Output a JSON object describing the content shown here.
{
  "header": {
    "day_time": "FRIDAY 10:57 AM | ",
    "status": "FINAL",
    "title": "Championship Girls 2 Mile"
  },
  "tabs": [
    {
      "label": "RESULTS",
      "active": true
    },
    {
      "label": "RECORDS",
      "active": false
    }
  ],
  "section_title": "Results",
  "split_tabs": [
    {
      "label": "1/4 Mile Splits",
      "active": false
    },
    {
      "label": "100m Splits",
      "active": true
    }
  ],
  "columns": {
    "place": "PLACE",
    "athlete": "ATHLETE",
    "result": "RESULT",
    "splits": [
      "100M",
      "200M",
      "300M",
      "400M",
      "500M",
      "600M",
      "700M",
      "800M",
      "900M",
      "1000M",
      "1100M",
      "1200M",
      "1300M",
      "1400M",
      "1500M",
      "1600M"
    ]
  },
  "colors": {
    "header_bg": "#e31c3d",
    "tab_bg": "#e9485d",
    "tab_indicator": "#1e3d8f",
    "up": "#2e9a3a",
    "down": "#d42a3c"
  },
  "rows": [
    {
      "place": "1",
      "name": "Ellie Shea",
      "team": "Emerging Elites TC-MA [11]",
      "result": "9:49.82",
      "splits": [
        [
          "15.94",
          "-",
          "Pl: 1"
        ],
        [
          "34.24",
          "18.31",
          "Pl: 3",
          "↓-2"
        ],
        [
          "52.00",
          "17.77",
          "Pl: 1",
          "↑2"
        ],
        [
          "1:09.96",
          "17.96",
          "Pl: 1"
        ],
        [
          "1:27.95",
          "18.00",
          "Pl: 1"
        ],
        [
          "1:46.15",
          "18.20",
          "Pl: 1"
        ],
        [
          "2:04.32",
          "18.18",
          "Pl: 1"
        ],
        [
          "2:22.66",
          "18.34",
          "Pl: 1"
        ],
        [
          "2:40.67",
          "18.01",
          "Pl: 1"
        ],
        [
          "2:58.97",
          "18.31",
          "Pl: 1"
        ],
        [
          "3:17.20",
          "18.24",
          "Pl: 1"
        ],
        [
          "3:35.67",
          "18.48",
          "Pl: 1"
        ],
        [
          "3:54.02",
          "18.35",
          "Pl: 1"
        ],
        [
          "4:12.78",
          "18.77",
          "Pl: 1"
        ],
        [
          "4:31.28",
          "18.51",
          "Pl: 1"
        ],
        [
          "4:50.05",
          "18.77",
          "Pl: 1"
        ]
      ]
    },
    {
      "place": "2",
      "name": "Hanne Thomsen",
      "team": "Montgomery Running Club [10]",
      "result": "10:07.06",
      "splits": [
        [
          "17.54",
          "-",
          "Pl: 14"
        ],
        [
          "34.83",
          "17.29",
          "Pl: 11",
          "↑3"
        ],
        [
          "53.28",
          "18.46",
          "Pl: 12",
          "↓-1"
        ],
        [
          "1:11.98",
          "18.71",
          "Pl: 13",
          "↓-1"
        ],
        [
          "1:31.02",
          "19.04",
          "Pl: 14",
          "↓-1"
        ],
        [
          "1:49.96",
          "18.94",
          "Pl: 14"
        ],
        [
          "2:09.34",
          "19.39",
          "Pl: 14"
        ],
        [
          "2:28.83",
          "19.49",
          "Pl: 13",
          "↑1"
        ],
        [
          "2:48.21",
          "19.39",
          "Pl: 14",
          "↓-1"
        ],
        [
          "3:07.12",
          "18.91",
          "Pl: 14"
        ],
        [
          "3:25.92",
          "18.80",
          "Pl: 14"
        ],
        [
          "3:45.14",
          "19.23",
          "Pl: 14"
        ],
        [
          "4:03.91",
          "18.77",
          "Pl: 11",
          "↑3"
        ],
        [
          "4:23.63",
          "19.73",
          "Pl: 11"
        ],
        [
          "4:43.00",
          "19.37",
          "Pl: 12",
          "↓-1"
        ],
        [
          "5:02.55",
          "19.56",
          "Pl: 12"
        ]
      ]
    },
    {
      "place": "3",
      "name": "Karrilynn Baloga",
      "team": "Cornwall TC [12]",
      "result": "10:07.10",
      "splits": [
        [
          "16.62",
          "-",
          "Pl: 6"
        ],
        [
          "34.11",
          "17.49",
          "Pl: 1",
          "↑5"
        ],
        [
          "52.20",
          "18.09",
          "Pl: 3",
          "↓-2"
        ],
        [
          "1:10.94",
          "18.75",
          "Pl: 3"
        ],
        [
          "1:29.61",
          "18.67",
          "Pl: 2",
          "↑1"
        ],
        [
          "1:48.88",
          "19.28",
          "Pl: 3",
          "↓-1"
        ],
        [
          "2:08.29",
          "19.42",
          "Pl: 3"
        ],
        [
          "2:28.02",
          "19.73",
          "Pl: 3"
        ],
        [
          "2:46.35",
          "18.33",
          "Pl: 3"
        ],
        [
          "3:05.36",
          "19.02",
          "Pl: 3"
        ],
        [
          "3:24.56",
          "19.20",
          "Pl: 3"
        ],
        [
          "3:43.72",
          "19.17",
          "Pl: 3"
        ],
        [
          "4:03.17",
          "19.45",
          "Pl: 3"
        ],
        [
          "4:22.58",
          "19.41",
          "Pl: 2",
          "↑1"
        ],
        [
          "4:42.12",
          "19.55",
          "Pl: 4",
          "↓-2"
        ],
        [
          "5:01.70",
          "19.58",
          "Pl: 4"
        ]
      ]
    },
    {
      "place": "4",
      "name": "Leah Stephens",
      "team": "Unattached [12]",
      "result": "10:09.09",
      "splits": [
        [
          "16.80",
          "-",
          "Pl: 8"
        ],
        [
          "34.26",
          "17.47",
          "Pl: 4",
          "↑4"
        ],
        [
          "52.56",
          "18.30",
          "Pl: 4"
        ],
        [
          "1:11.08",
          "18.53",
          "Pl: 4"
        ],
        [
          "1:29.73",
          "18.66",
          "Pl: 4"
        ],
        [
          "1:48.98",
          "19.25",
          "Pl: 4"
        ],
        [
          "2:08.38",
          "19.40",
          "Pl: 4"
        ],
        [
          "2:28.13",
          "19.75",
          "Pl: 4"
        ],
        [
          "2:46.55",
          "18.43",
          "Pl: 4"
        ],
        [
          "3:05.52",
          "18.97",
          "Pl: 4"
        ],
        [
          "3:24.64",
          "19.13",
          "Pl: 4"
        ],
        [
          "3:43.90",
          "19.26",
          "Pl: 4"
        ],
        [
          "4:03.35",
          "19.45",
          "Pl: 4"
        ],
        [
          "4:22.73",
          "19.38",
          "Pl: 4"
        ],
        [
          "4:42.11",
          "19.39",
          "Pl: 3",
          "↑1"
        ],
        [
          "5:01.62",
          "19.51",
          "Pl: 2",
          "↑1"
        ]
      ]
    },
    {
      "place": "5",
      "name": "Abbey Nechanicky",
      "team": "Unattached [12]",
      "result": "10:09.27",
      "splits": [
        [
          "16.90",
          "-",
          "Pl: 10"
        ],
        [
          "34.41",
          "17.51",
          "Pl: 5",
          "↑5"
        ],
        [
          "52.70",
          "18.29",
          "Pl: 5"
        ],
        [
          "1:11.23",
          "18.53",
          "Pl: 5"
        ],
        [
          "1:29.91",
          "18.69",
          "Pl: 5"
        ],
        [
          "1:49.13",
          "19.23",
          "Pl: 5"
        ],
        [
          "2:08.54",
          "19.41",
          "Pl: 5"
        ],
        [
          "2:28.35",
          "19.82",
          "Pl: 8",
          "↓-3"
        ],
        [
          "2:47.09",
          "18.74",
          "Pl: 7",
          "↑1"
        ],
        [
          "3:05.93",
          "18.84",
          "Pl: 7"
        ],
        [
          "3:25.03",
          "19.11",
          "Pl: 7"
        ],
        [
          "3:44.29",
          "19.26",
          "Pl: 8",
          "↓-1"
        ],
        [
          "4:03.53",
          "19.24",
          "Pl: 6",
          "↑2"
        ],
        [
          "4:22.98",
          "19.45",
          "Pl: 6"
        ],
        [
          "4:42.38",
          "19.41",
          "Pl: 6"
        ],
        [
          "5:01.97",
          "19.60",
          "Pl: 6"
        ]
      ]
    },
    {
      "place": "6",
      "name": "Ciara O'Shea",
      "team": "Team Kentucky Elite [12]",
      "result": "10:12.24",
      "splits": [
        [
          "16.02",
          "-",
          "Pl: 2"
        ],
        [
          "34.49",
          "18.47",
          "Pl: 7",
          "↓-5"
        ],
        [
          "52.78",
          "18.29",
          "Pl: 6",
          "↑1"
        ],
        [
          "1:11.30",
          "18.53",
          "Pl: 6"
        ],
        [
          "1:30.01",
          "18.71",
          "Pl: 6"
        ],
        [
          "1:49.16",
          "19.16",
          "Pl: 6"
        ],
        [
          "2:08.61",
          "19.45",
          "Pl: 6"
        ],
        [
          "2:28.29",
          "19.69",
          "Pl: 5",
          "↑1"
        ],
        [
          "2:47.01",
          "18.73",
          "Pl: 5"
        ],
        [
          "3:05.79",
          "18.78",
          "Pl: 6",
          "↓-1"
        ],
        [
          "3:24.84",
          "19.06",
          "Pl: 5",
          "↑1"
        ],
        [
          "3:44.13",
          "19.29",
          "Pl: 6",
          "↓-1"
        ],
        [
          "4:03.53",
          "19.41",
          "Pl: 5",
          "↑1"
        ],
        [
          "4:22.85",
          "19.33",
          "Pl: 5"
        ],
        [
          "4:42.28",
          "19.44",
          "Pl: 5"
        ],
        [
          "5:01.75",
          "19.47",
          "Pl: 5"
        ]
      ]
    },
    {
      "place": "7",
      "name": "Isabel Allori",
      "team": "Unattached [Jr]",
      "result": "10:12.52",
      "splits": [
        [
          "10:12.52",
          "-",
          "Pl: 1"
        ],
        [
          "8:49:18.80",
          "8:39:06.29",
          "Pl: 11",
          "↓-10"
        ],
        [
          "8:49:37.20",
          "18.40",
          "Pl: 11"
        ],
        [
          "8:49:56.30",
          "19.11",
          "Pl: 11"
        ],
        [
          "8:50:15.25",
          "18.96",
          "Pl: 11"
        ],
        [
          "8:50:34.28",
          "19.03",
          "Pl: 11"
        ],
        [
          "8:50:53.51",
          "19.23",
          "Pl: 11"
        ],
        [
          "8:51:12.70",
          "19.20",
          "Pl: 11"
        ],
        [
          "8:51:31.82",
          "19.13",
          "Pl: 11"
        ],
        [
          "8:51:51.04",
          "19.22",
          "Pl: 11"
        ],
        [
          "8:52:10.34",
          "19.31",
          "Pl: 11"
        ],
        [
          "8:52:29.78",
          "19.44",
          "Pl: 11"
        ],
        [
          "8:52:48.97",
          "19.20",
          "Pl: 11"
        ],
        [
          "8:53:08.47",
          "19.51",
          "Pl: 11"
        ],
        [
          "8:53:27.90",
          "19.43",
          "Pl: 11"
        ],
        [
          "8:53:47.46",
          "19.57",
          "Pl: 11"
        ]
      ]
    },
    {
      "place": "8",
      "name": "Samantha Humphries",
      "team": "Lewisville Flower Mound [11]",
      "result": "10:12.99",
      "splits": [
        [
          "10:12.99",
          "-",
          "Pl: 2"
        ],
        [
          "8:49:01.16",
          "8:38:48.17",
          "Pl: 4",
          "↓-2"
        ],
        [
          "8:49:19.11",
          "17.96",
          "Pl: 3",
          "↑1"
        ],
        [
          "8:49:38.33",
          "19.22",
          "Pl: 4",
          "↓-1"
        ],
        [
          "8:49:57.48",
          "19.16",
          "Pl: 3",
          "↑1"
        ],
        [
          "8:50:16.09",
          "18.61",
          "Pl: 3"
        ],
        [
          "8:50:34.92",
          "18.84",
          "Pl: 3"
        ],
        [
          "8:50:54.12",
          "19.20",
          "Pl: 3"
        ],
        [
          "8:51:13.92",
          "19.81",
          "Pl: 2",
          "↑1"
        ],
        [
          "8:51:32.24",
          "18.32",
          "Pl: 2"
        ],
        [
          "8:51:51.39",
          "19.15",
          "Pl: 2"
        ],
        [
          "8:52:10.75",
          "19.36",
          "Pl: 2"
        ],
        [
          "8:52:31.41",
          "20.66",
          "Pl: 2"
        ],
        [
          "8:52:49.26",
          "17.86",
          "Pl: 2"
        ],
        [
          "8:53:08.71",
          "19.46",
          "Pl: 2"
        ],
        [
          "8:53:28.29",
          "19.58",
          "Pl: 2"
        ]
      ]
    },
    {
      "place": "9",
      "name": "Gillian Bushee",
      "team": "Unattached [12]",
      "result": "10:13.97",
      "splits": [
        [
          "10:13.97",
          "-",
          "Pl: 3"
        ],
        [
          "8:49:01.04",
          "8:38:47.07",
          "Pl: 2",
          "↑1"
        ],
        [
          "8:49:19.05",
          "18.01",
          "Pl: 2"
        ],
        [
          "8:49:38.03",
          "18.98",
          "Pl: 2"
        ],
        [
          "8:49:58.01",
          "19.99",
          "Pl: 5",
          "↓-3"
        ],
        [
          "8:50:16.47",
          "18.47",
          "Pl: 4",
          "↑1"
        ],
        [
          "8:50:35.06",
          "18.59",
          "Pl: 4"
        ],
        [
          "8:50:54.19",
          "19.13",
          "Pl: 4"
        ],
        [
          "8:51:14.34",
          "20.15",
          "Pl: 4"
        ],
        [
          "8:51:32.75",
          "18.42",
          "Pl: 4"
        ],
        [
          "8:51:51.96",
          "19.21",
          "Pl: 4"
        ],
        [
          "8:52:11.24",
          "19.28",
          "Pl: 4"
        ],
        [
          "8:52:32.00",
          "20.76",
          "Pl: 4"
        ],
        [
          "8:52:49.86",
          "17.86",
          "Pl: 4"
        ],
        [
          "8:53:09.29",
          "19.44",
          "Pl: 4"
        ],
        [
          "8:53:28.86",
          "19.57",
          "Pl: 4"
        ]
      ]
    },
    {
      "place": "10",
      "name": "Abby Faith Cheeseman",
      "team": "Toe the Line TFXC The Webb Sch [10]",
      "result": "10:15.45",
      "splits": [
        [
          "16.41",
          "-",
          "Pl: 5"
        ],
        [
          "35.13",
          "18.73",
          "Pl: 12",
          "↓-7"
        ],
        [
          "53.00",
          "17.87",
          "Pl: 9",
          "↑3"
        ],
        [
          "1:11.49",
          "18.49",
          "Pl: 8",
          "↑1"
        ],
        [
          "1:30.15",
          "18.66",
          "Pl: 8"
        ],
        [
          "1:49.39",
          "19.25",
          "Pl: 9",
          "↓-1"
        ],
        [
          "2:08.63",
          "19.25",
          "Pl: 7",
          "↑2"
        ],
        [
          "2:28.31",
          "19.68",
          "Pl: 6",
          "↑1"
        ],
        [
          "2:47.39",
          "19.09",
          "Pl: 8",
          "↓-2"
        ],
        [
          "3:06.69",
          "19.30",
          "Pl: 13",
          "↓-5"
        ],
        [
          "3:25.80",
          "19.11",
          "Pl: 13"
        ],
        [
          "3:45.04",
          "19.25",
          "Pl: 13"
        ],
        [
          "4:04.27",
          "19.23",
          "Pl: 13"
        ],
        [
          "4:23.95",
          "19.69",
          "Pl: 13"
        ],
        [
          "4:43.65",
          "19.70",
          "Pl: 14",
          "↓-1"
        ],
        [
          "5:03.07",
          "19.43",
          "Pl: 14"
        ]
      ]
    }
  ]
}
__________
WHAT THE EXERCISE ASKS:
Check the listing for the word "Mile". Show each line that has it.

YOUR RESPONSE:
    "title": "Championship Girls 2 Mile"
      "label": "1/4 Mile Splits",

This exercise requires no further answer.